The only chink in Israel’s armour after Protective Edge was Breaking the Silence. Otherwise, Israel had intimidated everyone into passivity. There was nothing you could quote against the official Israeli—I know it’s called narrative, I call it propaganda. I couldn’t cite anything. Human rights organisations are still scrupulously correct in the collection of facts. Where all the distortion sets in is the legal interpretation of the facts. That’s where you see the hand of people like HRW’s Ken Roth. He used to—I don’t know if it’s true anymore—personally edit the HRW reports on Israel/Palestine—they were the only ones he personally edited—because that’s when you get into the law. You are allowed to describe ghastly things, but then in the legal section, maybe you can say that it was indiscriminate, maybe you can say that it was disproportionate, but the one thing you stay away from, is saying that an attack was deliberate, as in the deliberate targeting of civilians. So, in the Human Rights Council report, they’re describing over and over and over again deliberate attacks on civilians and civilian infrastructure, but you’ll never see that in the legal conclusion. That’s where Mary McGowan Davis entered the picture. She shamelessly whitewashed Israeli atrocities, just as HRW’s legal expert did back in 2006, in its reports on Israel’s use of cluster submunitions in south Lebanon.
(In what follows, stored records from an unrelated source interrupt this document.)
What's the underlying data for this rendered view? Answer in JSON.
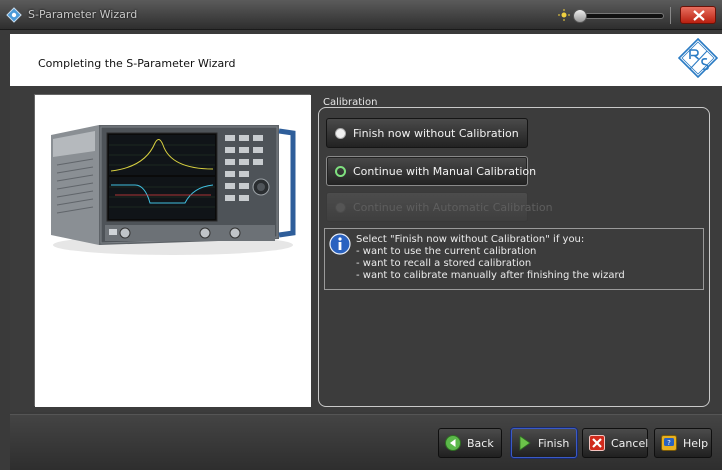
{
  "window": {
    "title": "S-Parameter Wizard"
  },
  "header": {
    "title": "Completing the S-Parameter Wizard"
  },
  "calibration": {
    "group_label": "Calibration",
    "options": [
      {
        "label": "Finish now without Calibration",
        "state": "checked"
      },
      {
        "label": "Continue with Manual Calibration",
        "state": "selected"
      },
      {
        "label": "Continue with Automatic Calibration",
        "state": "disabled"
      }
    ],
    "info": {
      "icon": "info-icon",
      "lines": [
        "Select \"Finish now without Calibration\" if you:",
        "- want to use the current calibration",
        "- want to recall a stored calibration",
        "- want to calibrate manually after finishing the wizard"
      ]
    }
  },
  "footer": {
    "back_label": "Back",
    "finish_label": "Finish",
    "cancel_label": "Cancel",
    "help_label": "Help"
  },
  "colors": {
    "accent_green": "#6cc24a",
    "cancel_red": "#c8201a",
    "help_yellow": "#e8b020",
    "focus_blue": "#3a5ac8"
  }
}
Except for pointing up the discrepancy between the factual findings and the legal interpretations in the Human Rights Council and Amnesty reports, there wasn’t much I could say about Israeli atrocities during Protective Edge. There was no documentation from “neutral” human rights organisations that I could cite. I could quote Palestinian human rights organisations, which are, of course, reputable and reliable but, unfortunately and unfairly, they lack credibility among the broad public. The only thing I had left and what I constantly resorted to in a new book I’m writing on Gaza, was Breaking the Silence. It’s an unimpeachable source and its eyewitness testimonies demolished the official propaganda. If Israel can silence Breaking the Silence, if Israel can break Breaking the Silence, then the next time it’s just going to be Israel’s word against the Palestinians. That’s a disaster waiting to happen. I notice some “radical” Palestinians in the West have been given to disparaging Breaking the Silence. That’s unfathomable idiocy.